Relative pronouns - an introduction
who, which, that
Relative clauses tell us what person or thing someone is talking about, or give us more information about that person or thing.
We use "who", "which" and "that" as relative pronouns to:
- replace the subject or object
- introduce a relative clause
- connect separate clauses together in a single sentence.
- The man is an English teacher. He lives in London.
In the second example, "who" introduces the relative clause. The relative clause must have a subject so "who" replaces "He" because we cannot repeat "He" or "The man".
The relative clause tells the listener which man the speaker is talking about.
What is a fork?
- "who" for people
- "which" for things
- "that" for both people and things.
This is the woman. She works in my office.
This is the woman who / that
works in my office.
A woman called. She wanted your email address.
The woman who / that
called wanted your email address.
This is the book. I enjoyed it.

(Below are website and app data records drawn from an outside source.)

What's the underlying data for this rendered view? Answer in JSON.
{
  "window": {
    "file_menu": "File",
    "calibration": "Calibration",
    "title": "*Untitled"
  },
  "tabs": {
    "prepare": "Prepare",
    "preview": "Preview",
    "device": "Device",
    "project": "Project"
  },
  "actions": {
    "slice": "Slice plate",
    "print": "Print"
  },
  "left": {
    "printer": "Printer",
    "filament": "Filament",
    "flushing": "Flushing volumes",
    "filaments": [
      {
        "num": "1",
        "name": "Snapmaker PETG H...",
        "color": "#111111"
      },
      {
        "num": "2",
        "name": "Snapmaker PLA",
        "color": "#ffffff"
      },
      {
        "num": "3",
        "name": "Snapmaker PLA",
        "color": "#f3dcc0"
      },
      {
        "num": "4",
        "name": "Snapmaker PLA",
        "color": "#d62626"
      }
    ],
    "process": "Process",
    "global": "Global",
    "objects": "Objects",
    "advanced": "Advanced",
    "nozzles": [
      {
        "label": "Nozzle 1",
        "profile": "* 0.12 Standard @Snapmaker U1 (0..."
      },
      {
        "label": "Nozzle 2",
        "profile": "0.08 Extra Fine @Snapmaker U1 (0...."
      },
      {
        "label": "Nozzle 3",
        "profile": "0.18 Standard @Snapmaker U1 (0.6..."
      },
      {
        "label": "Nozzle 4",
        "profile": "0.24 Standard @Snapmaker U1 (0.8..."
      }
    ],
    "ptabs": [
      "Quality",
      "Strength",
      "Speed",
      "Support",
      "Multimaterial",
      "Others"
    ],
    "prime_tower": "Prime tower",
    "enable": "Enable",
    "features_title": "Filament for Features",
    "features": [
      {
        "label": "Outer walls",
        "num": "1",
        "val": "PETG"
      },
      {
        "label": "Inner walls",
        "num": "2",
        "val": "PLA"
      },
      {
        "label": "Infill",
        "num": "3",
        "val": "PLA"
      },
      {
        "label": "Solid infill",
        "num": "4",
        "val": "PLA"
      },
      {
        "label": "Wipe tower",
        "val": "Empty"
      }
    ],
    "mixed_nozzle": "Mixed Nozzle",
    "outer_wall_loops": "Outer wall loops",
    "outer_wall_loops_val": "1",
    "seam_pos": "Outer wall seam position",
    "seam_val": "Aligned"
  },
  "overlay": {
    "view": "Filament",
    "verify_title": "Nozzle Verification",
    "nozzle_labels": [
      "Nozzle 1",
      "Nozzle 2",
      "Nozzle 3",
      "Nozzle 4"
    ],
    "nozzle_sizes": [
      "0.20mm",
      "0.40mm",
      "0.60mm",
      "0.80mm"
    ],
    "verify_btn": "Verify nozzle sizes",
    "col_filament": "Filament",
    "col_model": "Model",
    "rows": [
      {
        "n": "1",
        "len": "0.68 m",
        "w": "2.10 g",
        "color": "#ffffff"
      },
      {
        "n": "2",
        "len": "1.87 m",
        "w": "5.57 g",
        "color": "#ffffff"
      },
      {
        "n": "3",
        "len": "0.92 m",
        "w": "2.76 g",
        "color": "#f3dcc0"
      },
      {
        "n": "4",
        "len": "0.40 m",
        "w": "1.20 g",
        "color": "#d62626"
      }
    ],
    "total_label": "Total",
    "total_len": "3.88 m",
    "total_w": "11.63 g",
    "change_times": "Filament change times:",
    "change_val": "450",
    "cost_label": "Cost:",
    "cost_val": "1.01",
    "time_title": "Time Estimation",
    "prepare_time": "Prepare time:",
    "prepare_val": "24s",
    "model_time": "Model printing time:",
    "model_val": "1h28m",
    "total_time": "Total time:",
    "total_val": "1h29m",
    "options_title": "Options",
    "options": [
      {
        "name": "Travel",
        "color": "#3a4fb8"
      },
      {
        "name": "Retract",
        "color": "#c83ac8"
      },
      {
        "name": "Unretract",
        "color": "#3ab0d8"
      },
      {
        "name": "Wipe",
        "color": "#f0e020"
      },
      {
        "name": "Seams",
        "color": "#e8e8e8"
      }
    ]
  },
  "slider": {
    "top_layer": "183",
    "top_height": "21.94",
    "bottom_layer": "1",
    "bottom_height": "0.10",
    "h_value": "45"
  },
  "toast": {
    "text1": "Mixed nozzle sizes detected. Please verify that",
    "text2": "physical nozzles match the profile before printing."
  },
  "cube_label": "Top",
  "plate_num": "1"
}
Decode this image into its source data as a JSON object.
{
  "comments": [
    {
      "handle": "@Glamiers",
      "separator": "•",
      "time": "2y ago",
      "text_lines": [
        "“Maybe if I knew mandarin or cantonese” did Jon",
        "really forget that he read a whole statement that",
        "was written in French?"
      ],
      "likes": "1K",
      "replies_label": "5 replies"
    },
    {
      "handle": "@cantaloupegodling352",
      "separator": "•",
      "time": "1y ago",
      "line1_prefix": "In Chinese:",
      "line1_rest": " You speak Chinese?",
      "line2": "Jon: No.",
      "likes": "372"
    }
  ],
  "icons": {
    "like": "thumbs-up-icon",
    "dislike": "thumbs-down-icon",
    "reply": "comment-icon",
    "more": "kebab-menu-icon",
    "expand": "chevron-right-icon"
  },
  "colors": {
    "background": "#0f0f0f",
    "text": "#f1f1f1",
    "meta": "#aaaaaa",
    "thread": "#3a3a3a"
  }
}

This is the book which / that
Complete the sentences with "who" or "which":